## RECORD EXTRACTS

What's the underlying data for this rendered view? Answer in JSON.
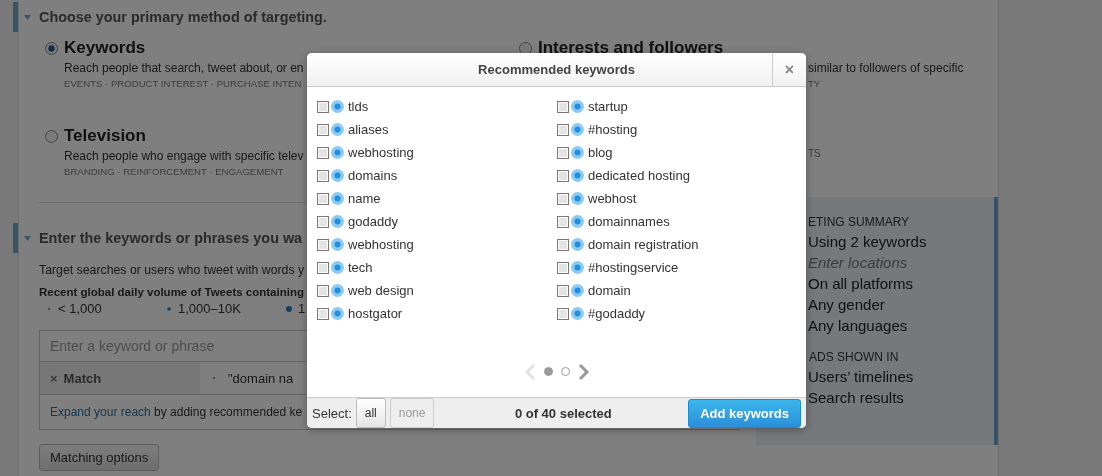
{
  "targeting": {
    "heading": "Choose your primary method of targeting.",
    "methods": [
      {
        "title": "Keywords",
        "selected": true,
        "description": "Reach people that search, tweet about, or en",
        "tags": "EVENTS · PRODUCT INTEREST · PURCHASE INTEN"
      },
      {
        "title": "Interests and followers",
        "selected": false,
        "description": "similar to followers of specific",
        "tags": "TY"
      },
      {
        "title": "Television",
        "selected": false,
        "description": "Reach people who engage with specific telev",
        "tags": "BRANDING · REINFORCEMENT · ENGAGEMENT"
      },
      {
        "tags": "TS"
      }
    ]
  },
  "keywords_section": {
    "heading": "Enter the keywords or phrases you wa",
    "intro": "Target searches or users who tweet with words y",
    "volume_heading": "Recent global daily volume of Tweets containing",
    "volume_legend": [
      {
        "kind": "small",
        "label": "< 1,000"
      },
      {
        "kind": "medium",
        "label": "1,000–10K"
      },
      {
        "kind": "large",
        "label": "1"
      }
    ],
    "input": {
      "placeholder": "Enter a keyword or phrase"
    },
    "match_row": {
      "remove": "×",
      "label": "Match",
      "keyword": "\"domain na"
    },
    "expand": {
      "link": "Expand your reach",
      "text": " by adding recommended ke"
    },
    "matching_options_button": "Matching options"
  },
  "summary": {
    "heading": "ETING SUMMARY",
    "items": [
      {
        "text": "Using 2 keywords",
        "kind": "plain"
      },
      {
        "text": "Enter locations",
        "kind": "hint"
      },
      {
        "text": "On all platforms",
        "kind": "plain"
      },
      {
        "text": "Any gender",
        "kind": "plain"
      },
      {
        "text": "Any languages",
        "kind": "plain"
      }
    ],
    "ads_heading": "ADS SHOWN IN",
    "ads_items": [
      "Users’ timelines",
      "Search results"
    ]
  },
  "modal": {
    "title": "Recommended keywords",
    "close": "×",
    "columns": [
      [
        {
          "label": "tlds",
          "checked": false
        },
        {
          "label": "aliases",
          "checked": false
        },
        {
          "label": "webhosting",
          "checked": false
        },
        {
          "label": "domains",
          "checked": false
        },
        {
          "label": "name",
          "checked": false
        },
        {
          "label": "godaddy",
          "checked": false
        },
        {
          "label": "webhosting",
          "checked": false
        },
        {
          "label": "tech",
          "checked": false
        },
        {
          "label": "web design",
          "checked": false
        },
        {
          "label": "hostgator",
          "checked": false
        }
      ],
      [
        {
          "label": "startup",
          "checked": false
        },
        {
          "label": "#hosting",
          "checked": false
        },
        {
          "label": "blog",
          "checked": false
        },
        {
          "label": "dedicated hosting",
          "checked": false
        },
        {
          "label": "webhost",
          "checked": false
        },
        {
          "label": "domainnames",
          "checked": false
        },
        {
          "label": "domain registration",
          "checked": false
        },
        {
          "label": "#hostingservice",
          "checked": false
        },
        {
          "label": "domain",
          "checked": false
        },
        {
          "label": "#godaddy",
          "checked": false
        }
      ]
    ],
    "pagination": {
      "prev_disabled": true,
      "next_disabled": false,
      "pages": [
        {
          "selected": true
        },
        {
          "selected": false
        }
      ]
    },
    "select_label": "Select:",
    "select_buttons": [
      {
        "label": "all",
        "disabled": false
      },
      {
        "label": "none",
        "disabled": true
      }
    ],
    "count": "0 of 40 selected",
    "add_button": "Add keywords"
  }
}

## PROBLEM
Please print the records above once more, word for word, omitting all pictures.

## WRITTEN RESPONSE
What's the underlying data for this rendered view? Answer in JSON.
{
  "targeting": {
    "heading": "Choose your primary method of targeting.",
    "methods": [
      {
        "title": "Keywords",
        "selected": true,
        "description": "Reach people that search, tweet about, or en",
        "tags": "EVENTS · PRODUCT INTEREST · PURCHASE INTEN"
      },
      {
        "title": "Interests and followers",
        "selected": false,
        "description": "similar to followers of specific",
        "tags": "TY"
      },
      {
        "title": "Television",
        "selected": false,
        "description": "Reach people who engage with specific telev",
        "tags": "BRANDING · REINFORCEMENT · ENGAGEMENT"
      },
      {
        "tags": "TS"
      }
    ]
  },
  "keywords_section": {
    "heading": "Enter the keywords or phrases you wa",
    "intro": "Target searches or users who tweet with words y",
    "volume_heading": "Recent global daily volume of Tweets containing",
    "volume_legend": [
      {
        "kind": "small",
        "label": "< 1,000"
      },
      {
        "kind": "medium",
        "label": "1,000–10K"
      },
      {
        "kind": "large",
        "label": "1"
      }
    ],
    "input": {
      "placeholder": "Enter a keyword or phrase"
    },
    "match_row": {
      "remove": "×",
      "label": "Match",
      "keyword": "\"domain na"
    },
    "expand": {
      "link": "Expand your reach",
      "text": " by adding recommended ke"
    },
    "matching_options_button": "Matching options"
  },
  "summary": {
    "heading": "ETING SUMMARY",
    "items": [
      {
        "text": "Using 2 keywords",
        "kind": "plain"
      },
      {
        "text": "Enter locations",
        "kind": "hint"
      },
      {
        "text": "On all platforms",
        "kind": "plain"
      },
      {
        "text": "Any gender",
        "kind": "plain"
      },
      {
        "text": "Any languages",
        "kind": "plain"
      }
    ],
    "ads_heading": "ADS SHOWN IN",
    "ads_items": [
      "Users’ timelines",
      "Search results"
    ]
  },
  "modal": {
    "title": "Recommended keywords",
    "close": "×",
    "columns": [
      [
        {
          "label": "tlds",
          "checked": false
        },
        {
          "label": "aliases",
          "checked": false
        },
        {
          "label": "webhosting",
          "checked": false
        },
        {
          "label": "domains",
          "checked": false
        },
        {
          "label": "name",
          "checked": false
        },
        {
          "label": "godaddy",
          "checked": false
        },
        {
          "label": "webhosting",
          "checked": false
        },
        {
          "label": "tech",
          "checked": false
        },
        {
          "label": "web design",
          "checked": false
        },
        {
          "label": "hostgator",
          "checked": false
        }
      ],
      [
        {
          "label": "startup",
          "checked": false
        },
        {
          "label": "#hosting",
          "checked": false
        },
        {
          "label": "blog",
          "checked": false
        },
        {
          "label": "dedicated hosting",
          "checked": false
        },
        {
          "label": "webhost",
          "checked": false
        },
        {
          "label": "domainnames",
          "checked": false
        },
        {
          "label": "domain registration",
          "checked": false
        },
        {
          "label": "#hostingservice",
          "checked": false
        },
        {
          "label": "domain",
          "checked": false
        },
        {
          "label": "#godaddy",
          "checked": false
        }
      ]
    ],
    "pagination": {
      "prev_disabled": true,
      "next_disabled": false,
      "pages": [
        {
          "selected": true
        },
        {
          "selected": false
        }
      ]
    },
    "select_label": "Select:",
    "select_buttons": [
      {
        "label": "all",
        "disabled": false
      },
      {
        "label": "none",
        "disabled": true
      }
    ],
    "count": "0 of 40 selected",
    "add_button": "Add keywords"
  }
}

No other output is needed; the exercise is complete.